“There was an effort put in with the options,” he said, “but the obvious option is that the insurance runs from June 1-Decmber 31 and covers loss of wages. Effectively, you start next year and pay the premium. This is just a mechanism for getting in cash.”
Cork County Board secretary Kevin O’Donovan acknowledged correspondence received from Aghabullogue, Ballydesmond, Bandon, Bantry Blues, Boherbue, Carrigtwohill, Charleville, Dohenys, Kilworth, St Finbarr’s and Youghal, with the responses varying from those absolutely against both options to those favouring option 1.
However, Douglas delegate Der O’Regan did say that his club would have a preference for option 2.
Cork’s Central Council delegate Tracey Kennedy said that there was a concern among some delegates that option 2 would mean a move away from loss of wages being part of the injuries fund.
She said that the GAA had been asked about other options and the reply was these were the two available. “The onus is on us to take a position,” she said. “I don’t know what other way there is to convey anger but there’ll be a vote anyway.”
That view was endorsed by chairman Marc Sheehan, who said that he didn’t think there was an appetite at national level for the issue to be reconsidered. “We’ve done as much as we can to try to avoid a decision being taken on Friday,” he said. “It would be remiss not to have a position when other counties will.”
Donie O’Mahony (Kilbrin) described himself as “appalled” at how Croke Park were misreading what clubs were thinking, especially as those clubs had suffered during the pandemic and had a low capacity to recover.
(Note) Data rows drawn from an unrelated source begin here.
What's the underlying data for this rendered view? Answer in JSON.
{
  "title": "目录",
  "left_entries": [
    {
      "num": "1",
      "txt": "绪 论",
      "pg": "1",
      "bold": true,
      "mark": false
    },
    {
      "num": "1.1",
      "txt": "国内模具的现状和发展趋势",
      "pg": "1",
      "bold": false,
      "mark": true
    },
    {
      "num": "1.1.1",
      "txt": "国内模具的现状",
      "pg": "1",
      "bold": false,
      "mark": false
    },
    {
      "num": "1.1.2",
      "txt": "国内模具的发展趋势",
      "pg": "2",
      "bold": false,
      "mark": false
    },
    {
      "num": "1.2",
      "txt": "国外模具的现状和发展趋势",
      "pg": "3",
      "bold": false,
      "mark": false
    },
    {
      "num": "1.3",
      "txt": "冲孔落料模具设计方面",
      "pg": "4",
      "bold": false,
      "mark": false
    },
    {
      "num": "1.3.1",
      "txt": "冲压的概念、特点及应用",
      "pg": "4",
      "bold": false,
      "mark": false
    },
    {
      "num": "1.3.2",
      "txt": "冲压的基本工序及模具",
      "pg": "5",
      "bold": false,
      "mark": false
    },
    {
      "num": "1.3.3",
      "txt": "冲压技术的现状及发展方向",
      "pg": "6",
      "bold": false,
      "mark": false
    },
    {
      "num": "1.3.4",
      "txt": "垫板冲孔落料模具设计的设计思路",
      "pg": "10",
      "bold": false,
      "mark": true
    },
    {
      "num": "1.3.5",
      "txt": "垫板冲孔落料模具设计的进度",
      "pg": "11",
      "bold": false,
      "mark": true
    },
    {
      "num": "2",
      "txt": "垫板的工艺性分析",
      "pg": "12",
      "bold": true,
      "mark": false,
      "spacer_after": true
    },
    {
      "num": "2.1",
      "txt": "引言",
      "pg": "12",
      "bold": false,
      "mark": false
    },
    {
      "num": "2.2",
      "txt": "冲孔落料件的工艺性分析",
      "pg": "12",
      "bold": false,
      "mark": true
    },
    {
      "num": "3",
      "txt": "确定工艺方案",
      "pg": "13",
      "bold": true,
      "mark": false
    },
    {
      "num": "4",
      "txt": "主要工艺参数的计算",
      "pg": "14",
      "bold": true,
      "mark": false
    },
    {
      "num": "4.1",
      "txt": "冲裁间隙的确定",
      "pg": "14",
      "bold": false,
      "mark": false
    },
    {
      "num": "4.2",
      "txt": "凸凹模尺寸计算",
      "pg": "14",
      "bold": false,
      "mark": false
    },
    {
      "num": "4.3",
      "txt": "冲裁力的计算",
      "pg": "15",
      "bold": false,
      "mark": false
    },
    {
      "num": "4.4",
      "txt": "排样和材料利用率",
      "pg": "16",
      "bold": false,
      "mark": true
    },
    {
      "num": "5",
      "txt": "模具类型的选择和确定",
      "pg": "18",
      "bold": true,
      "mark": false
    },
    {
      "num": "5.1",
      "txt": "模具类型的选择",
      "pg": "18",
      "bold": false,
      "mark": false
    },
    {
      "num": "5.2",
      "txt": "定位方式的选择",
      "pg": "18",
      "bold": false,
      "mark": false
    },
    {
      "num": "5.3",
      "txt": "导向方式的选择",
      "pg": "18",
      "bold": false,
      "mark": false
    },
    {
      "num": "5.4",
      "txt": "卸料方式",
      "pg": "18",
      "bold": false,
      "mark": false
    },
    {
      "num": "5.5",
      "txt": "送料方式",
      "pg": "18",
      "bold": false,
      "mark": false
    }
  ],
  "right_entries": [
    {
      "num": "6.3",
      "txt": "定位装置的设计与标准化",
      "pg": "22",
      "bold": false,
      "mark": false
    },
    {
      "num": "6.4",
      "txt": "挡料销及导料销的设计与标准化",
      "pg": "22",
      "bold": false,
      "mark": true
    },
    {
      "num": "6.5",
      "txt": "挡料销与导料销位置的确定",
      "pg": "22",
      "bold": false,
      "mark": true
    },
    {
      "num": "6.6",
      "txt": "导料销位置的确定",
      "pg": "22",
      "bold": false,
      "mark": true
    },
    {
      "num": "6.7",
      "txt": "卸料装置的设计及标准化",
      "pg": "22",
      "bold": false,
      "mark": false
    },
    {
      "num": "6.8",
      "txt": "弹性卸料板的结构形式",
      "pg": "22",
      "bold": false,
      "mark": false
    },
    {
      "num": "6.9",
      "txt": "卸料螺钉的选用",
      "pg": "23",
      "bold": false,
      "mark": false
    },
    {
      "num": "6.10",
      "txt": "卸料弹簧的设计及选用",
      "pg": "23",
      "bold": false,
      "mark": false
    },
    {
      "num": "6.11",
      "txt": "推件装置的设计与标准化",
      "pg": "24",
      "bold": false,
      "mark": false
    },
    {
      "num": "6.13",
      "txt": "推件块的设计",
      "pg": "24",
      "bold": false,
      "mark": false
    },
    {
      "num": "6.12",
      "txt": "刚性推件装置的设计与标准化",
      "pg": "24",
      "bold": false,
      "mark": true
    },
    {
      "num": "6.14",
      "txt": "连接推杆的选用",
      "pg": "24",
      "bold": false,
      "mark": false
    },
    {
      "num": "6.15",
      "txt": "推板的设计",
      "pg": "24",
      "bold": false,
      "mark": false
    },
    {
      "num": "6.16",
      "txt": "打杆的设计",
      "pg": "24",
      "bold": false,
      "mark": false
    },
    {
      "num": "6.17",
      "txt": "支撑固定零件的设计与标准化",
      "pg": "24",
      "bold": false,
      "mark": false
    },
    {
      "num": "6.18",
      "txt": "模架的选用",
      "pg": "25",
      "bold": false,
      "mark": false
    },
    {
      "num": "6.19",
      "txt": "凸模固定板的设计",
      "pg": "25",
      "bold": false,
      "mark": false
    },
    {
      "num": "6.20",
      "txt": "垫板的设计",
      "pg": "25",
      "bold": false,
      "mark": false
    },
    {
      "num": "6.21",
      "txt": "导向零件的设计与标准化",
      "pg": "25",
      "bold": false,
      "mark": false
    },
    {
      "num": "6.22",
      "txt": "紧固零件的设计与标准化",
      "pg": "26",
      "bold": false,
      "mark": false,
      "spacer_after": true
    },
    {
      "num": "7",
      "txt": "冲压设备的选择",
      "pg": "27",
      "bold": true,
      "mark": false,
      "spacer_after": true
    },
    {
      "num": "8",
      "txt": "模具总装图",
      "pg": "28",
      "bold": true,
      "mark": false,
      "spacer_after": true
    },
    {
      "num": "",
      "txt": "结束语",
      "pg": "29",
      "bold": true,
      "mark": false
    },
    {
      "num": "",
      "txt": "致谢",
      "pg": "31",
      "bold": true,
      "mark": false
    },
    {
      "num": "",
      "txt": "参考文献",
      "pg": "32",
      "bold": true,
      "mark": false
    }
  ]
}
Players – club administrators of the future – were being neglected, he said.
Carrigtwohill’s Peter Horgan lamented what he called a PR disaster. “Croke Park could have told us the options in January but they waited until the very last week and we have to find some decision for our players.” Liam Ó Laochdha (Youghal) said that “Páirc an Chrócaigh showed that they have lost touch with the ordinary membership”.
Carbery divisional board vice-chairman Aidan O’Rourke felt that the GAA had sufficient finances to cover the shortfall for the rest of the year and he agreed with John O’Flynn’s suggestion that the policy start afresh for 2022.
It was agreed that secretary Kevin O’Donovan would contact Ger Mulryan seeking a response to John O’Flynn’s proposal prior to a vote being taken on Friday.